I grew up in a very historical little village in upstate New York. My parents were the grocers in town. They generally worked 777…that's 7am to 7pm seven days a week. Their biggest income year would have placed their earnings at somewhere just north of $9 an hour in today’s dollars. They toiled at their trade for over 30 years; with my mother carrying on after my father’s passing.
I remember the phone ringing one evening near 11pm. “Helen (my mother’s name), I don’t have milk for the kids for breakfast, would it be too much trouble for you to open the store?” I watched my mom get redressed and head off to open the store for a $2 sale on which she would have made about 10 cents.

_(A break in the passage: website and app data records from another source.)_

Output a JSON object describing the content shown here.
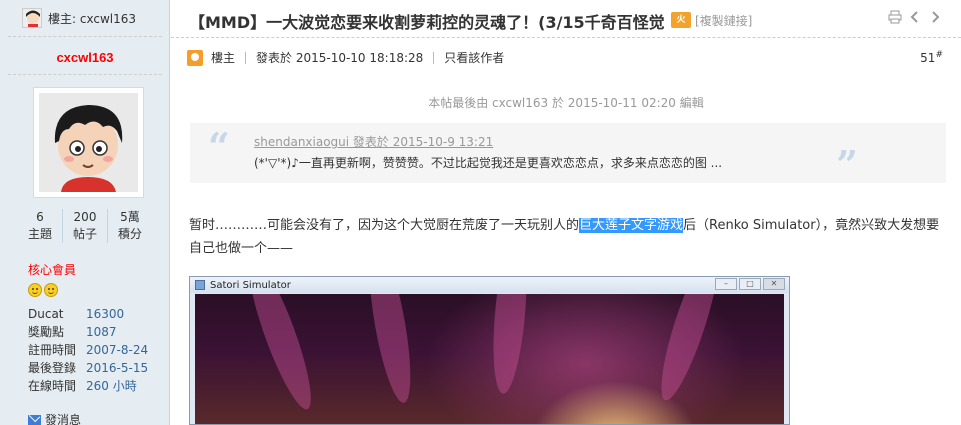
{
  "sidebar": {
    "header_label": "樓主: cxcwl163",
    "username": "cxcwl163",
    "stats": [
      {
        "value": "6",
        "label": "主題"
      },
      {
        "value": "200",
        "label": "帖子"
      },
      {
        "value": "5萬",
        "label": "積分"
      }
    ],
    "group": "核心會員",
    "info": [
      {
        "key": "Ducat",
        "value": "16300"
      },
      {
        "key": "獎勵點",
        "value": "1087"
      },
      {
        "key": "註冊時間",
        "value": "2007-8-24"
      },
      {
        "key": "最後登錄",
        "value": "2016-5-15"
      },
      {
        "key": "在線時間",
        "value": "260 小時"
      }
    ],
    "pm_label": "發消息"
  },
  "post": {
    "title": "【MMD】一大波觉恋要来收割萝莉控的灵魂了！(3/15千奇百怪觉",
    "hot_badge": "火",
    "copy_link": "[複製鏈接]",
    "owner_label": "樓主",
    "posted_at": "發表於 2015-10-10 18:18:28",
    "only_author": "只看該作者",
    "floor": "51",
    "floor_mark": "#",
    "edit_note": "本帖最後由 cxcwl163 於 2015-10-11 02:20 編輯",
    "quote_head": "shendanxiaogui 發表於 2015-10-9 13:21",
    "quote_text": "(*'▽'*)♪一直再更新啊，赞赞赞。不过比起觉我还是更喜欢恋恋点，求多来点恋恋的图 ...",
    "body_before": "暂时…………可能会没有了，因为这个大觉厨在荒废了一天玩别人的",
    "body_highlight": "巨大莲子文字游戏",
    "body_after": "后（Renko Simulator），竟然兴致大发想要自己也做一个——",
    "window_title": "Satori Simulator"
  },
  "icons": [
    "print-icon",
    "prev-thread-icon",
    "next-thread-icon",
    "owner-icon",
    "envelope-icon",
    "smile-icon"
  ],
  "colors": {
    "sidebar_bg": "#e5edf2",
    "username": "#ff0000",
    "link": "#336699",
    "highlight": "#3399ff",
    "quote_mark": "#c5d7e8"
  }
}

My parents store was, at times, the town coffee shop, community center, telephone booth and babysitting service. On the side, my mother also owned an antique business in partnership with her sister. The Valley View Antique shop started in an old chicken house in our backyard and ultimately was moved next to my parents grocery store in what is known as "The Gilbert Block (photo above). It was run daily by my grandmother, who continued to work every day until she was in her late 80s. My mother could often be found selling her wares at antique shows and flea markets on the weekend. My father was always selling something door to door; be it shoes, greeting cards or candy. On several occasions, when times were really tough, my father would take a hated factory job to make ends meet. When Webster searched for an example of the word “frugal,” my parents and grandparents were on the short list.
Literally starting with the money in their pockets, my parents built a business that worked for them. They raised 5 productive kids, purchased and maintained a modest home, supported a community and, while never really being close to “middle class” economically, led a highly independent life. When you own a grocery store, you never starve. My mother ultimately sold her small store at age 62 for enough on which to fund a reasonable retirement when combined with her SSI and her penny-pinching persona (she then became a "professional" gambler…but that's another story).

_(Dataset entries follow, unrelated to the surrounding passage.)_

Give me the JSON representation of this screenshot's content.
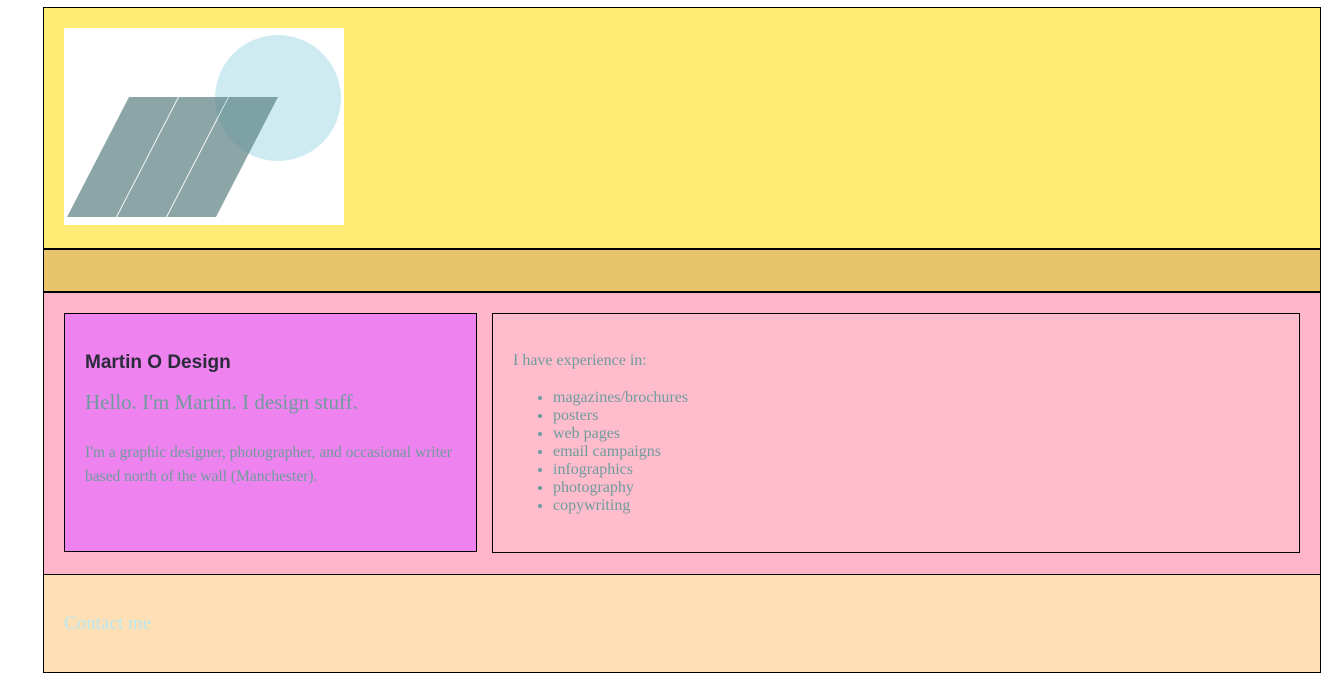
{
  "header": {
    "logo": {
      "icon": "stripes-and-circle-logo",
      "colors": {
        "circle": "#cdebf1",
        "stripes": "#7c9b9c"
      }
    }
  },
  "main": {
    "intro": {
      "site_title": "Martin O Design",
      "hello": "Hello. I'm Martin. I design stuff.",
      "bio": "I'm a graphic designer, photographer, and occasional writer based north of the wall (Manchester)."
    },
    "experience": {
      "heading": "I have experience in:",
      "items": [
        "magazines/brochures",
        "posters",
        "web pages",
        "email campaigns",
        "infographics",
        "photography",
        "copywriting"
      ]
    }
  },
  "footer": {
    "contact_label": "Contact me"
  },
  "colors": {
    "header_bg": "#ffec74",
    "nav_bg": "#e8c56a",
    "main_bg": "#ffb6cb",
    "intro_bg": "#ee82ee",
    "experience_bg": "#ffbccc",
    "footer_bg": "#ffe0b6",
    "text_teal": "#6e9c9c",
    "link_light_blue": "#b7e8ef"
  }
}
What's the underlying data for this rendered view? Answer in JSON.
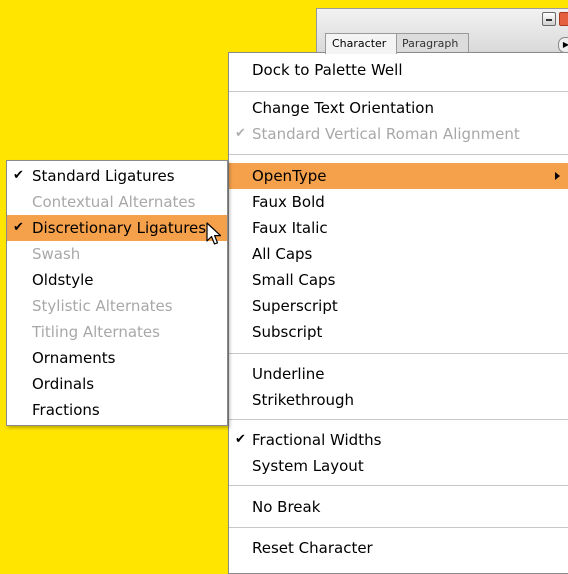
{
  "palette": {
    "tabs": [
      "Character",
      "Paragraph"
    ]
  },
  "main_menu": {
    "items": [
      {
        "label": "Dock to Palette Well"
      },
      {
        "label": "Change Text Orientation"
      },
      {
        "label": "Standard Vertical Roman Alignment",
        "checked": true,
        "disabled": true
      },
      {
        "label": "OpenType",
        "highlighted": true,
        "submenu": true
      },
      {
        "label": "Faux Bold"
      },
      {
        "label": "Faux Italic"
      },
      {
        "label": "All Caps"
      },
      {
        "label": "Small Caps"
      },
      {
        "label": "Superscript"
      },
      {
        "label": "Subscript"
      },
      {
        "label": "Underline"
      },
      {
        "label": "Strikethrough"
      },
      {
        "label": "Fractional Widths",
        "checked": true
      },
      {
        "label": "System Layout"
      },
      {
        "label": "No Break"
      },
      {
        "label": "Reset Character"
      }
    ]
  },
  "opentype_submenu": {
    "items": [
      {
        "label": "Standard Ligatures",
        "checked": true
      },
      {
        "label": "Contextual Alternates",
        "disabled": true
      },
      {
        "label": "Discretionary Ligatures",
        "checked": true,
        "highlighted": true
      },
      {
        "label": "Swash",
        "disabled": true
      },
      {
        "label": "Oldstyle"
      },
      {
        "label": "Stylistic Alternates",
        "disabled": true
      },
      {
        "label": "Titling Alternates",
        "disabled": true
      },
      {
        "label": "Ornaments"
      },
      {
        "label": "Ordinals"
      },
      {
        "label": "Fractions"
      }
    ]
  },
  "colors": {
    "background": "#FFE500",
    "highlight": "#F5A04B",
    "disabled_text": "#A8A8A8"
  }
}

From my parents and grandparents, I learned how to work. And I learned that it isn’t just what you do during business hours that makes the difference; but what you do when everyone else isn’t and when most others won't. I learned the concept of WOW service from my parents.

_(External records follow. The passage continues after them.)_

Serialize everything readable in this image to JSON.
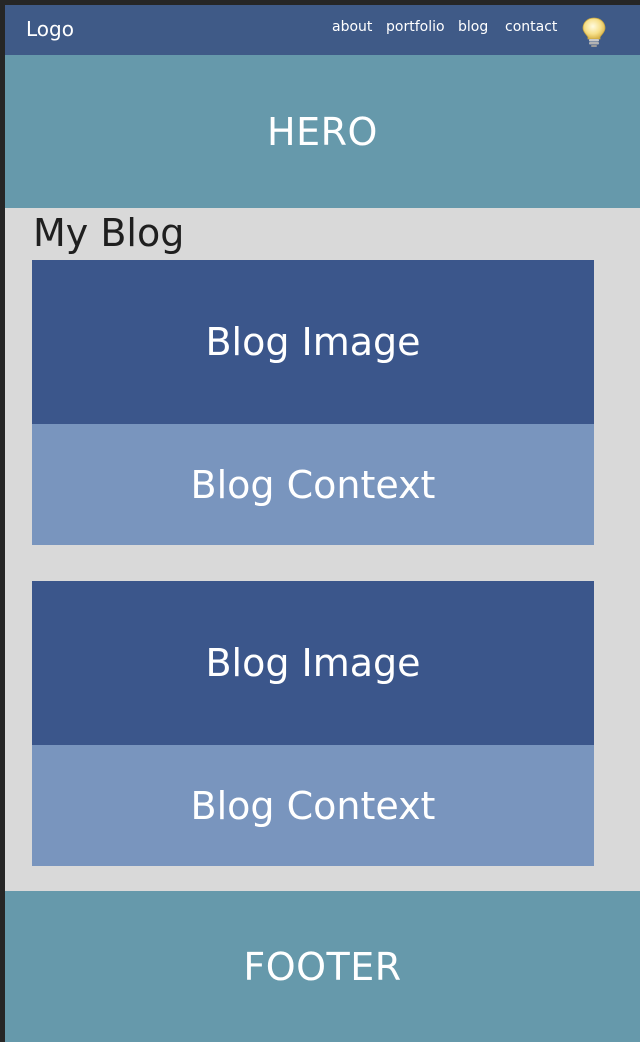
{
  "nav": {
    "logo": "Logo",
    "links": [
      "about",
      "portfolio",
      "blog",
      "contact"
    ],
    "theme_toggle_icon": "lightbulb-icon"
  },
  "hero": {
    "title": "HERO"
  },
  "blog": {
    "heading": "My Blog",
    "cards": [
      {
        "image_label": "Blog Image",
        "context_label": "Blog Context"
      },
      {
        "image_label": "Blog Image",
        "context_label": "Blog Context"
      }
    ]
  },
  "footer": {
    "title": "FOOTER"
  },
  "colors": {
    "navbar": "#3f5a87",
    "hero_footer": "#6699ab",
    "card_image": "#3b568b",
    "card_context": "#7995be",
    "page_background": "#d9d9d9"
  }
}
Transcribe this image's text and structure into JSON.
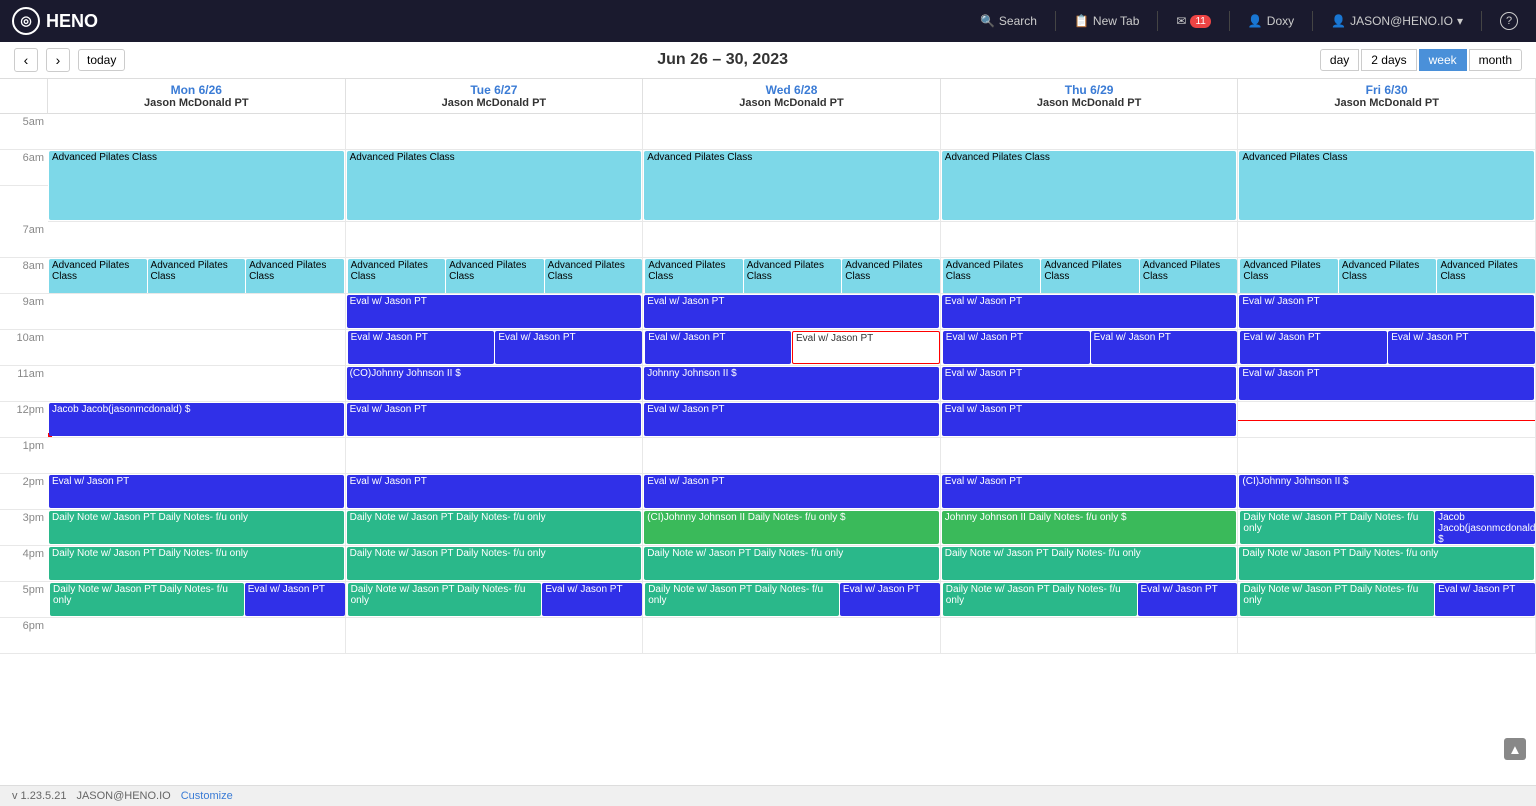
{
  "app": {
    "logo_text": "HENO",
    "logo_icon": "◎"
  },
  "topnav": {
    "search_label": "Search",
    "new_tab_label": "New Tab",
    "messages_label": "11",
    "doxy_label": "Doxy",
    "user_label": "JASON@HENO.IO",
    "help_label": "?"
  },
  "toolbar": {
    "today_label": "today",
    "title": "Jun 26 – 30, 2023",
    "view_day": "day",
    "view_2days": "2 days",
    "view_week": "week",
    "view_month": "month",
    "active_view": "week"
  },
  "days": [
    {
      "name": "Mon 6/26",
      "provider": "Jason McDonald PT"
    },
    {
      "name": "Tue 6/27",
      "provider": "Jason McDonald PT"
    },
    {
      "name": "Wed 6/28",
      "provider": "Jason McDonald PT"
    },
    {
      "name": "Thu 6/29",
      "provider": "Jason McDonald PT"
    },
    {
      "name": "Fri 6/30",
      "provider": "Jason McDonald PT"
    }
  ],
  "time_slots": [
    "5am",
    "6am",
    "7am",
    "8am",
    "9am",
    "10am",
    "11am",
    "12pm",
    "1pm",
    "2pm",
    "3pm",
    "4pm",
    "5pm",
    "6pm"
  ],
  "footer": {
    "version": "v 1.23.5.21",
    "user": "JASON@HENO.IO",
    "customize": "Customize"
  }
}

“Work Hard and Smart. Success is not from 9 to 5, but from 5 to 9.”